Finally, it may be noted that the hairless condition of man, though apparently a disadvantage to him, has probably been indirectly instrumental in helping him to attain his present exalted position in the organic scale. For if, as is here suggested, it originally arose from the reactions of the erect attitude, it must have been associated from the first with the most human-like among our ancestors. Again, if it was completed by sexual selection, it must also have been associated with the most æsthetic individuals among the evolving species. And if, as we have seen reason to believe, these two qualities would tend to accompany one another, then this slight relative disadvantage would be pretty constantly correlated with other and greater advantages, physical and intellectual, which enabled the young species to hold its own against other competing organisms. But, granting this, the disadvantage in question would naturally spur on the half-developed ancestors of man to seek such artificial aids in the way of clothing, shelter, and ornament, as would ultimately lead to many of our existing arts. We may class the hairlessness of man, therefore, with such other apparent disadvantages as the helpless infancy of his young, which, by necessitating greater care and affection, indirectly produces new faculties and stronger bonds of union, and ultimately brings about the existence of the family and the tribe or nation. And if we look back at the peculiarities which distinguish placental from implacental mammals, the mammalia generally from birds, and birds from reptiles, we shall see that in every case exactly similar apparent disadvantages have been mainly instrumental in producing the higher faculties of each successive vertebrate development. Hence it would seem that the hairless condition of man, instead of requiring for its explanation a special intervention of some supernatural agent, is strictly in accordance with a universal principle, which has brought about all the best and highest features of the most advanced animal types through the unaided agency of natural selection.—Fortnightly Review.
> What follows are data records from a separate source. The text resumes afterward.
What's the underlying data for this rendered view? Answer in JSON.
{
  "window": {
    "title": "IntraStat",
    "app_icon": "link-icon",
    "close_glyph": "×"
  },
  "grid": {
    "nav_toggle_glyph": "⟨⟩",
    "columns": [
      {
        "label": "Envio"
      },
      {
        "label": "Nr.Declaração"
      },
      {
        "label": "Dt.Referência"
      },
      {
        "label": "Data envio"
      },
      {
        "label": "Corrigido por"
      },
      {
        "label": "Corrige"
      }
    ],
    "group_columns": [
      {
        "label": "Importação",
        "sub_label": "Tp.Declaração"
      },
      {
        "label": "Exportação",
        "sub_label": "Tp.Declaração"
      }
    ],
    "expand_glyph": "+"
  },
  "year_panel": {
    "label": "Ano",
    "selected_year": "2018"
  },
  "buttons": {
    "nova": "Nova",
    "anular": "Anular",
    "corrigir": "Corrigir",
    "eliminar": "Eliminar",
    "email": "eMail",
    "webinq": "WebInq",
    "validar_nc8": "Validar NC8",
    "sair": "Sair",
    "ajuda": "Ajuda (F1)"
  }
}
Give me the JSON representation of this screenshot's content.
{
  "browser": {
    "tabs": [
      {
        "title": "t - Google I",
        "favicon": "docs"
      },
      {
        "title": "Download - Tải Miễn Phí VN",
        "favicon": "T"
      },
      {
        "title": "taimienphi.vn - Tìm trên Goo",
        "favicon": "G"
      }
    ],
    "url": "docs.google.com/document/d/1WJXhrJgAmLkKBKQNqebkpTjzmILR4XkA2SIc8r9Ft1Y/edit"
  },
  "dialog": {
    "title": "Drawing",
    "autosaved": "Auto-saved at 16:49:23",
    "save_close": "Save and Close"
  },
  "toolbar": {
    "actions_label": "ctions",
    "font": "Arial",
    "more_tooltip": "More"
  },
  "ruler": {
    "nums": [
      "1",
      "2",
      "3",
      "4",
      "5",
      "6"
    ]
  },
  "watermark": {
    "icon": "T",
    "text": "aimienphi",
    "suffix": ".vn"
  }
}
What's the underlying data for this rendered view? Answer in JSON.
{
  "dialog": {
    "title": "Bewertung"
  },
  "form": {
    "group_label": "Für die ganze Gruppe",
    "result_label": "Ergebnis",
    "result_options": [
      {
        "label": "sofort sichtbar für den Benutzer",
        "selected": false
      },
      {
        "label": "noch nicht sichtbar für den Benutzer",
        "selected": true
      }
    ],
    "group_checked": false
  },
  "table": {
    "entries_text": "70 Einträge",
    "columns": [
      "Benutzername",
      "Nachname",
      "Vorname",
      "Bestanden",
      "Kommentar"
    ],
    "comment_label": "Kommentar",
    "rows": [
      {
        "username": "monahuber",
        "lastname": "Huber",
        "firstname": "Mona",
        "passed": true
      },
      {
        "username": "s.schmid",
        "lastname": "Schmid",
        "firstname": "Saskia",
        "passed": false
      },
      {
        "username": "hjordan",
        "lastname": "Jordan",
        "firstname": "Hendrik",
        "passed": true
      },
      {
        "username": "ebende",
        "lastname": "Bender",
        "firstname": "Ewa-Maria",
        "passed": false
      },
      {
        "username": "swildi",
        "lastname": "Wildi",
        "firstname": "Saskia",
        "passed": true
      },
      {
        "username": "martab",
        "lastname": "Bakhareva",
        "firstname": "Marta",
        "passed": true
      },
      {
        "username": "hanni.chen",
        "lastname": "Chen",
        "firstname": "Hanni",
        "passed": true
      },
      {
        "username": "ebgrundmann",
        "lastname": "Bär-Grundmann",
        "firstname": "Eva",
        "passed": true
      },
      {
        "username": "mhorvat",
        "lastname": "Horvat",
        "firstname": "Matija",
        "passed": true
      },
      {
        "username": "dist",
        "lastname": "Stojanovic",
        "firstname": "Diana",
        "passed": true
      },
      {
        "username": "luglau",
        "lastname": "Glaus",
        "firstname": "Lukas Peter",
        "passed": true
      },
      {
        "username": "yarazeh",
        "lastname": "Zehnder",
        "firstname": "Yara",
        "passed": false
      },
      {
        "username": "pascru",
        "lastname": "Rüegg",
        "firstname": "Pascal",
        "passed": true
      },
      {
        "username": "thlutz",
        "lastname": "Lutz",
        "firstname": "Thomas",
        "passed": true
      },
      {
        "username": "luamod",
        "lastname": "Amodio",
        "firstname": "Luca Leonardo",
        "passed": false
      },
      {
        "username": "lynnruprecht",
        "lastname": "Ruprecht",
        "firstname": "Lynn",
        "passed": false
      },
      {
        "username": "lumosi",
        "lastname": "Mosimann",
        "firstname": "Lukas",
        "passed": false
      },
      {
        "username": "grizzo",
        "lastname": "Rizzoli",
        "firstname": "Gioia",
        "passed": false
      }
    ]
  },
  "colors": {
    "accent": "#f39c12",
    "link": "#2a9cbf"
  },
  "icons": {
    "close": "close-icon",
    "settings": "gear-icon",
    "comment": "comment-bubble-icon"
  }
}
- On the advantages which man or his half-developed ancestor derived from the erect or semi-erect position, see Darwin, "Descent of Man," p. 53.
- The mutilations of the face and other parts, which often make savages so ugly in our eyes, though not in their own, are due, as Mr. Herbert Spencer has shown, not to æsthetic intentions, but to originally subordinative practices, as marks of subjection to a conquering king or race.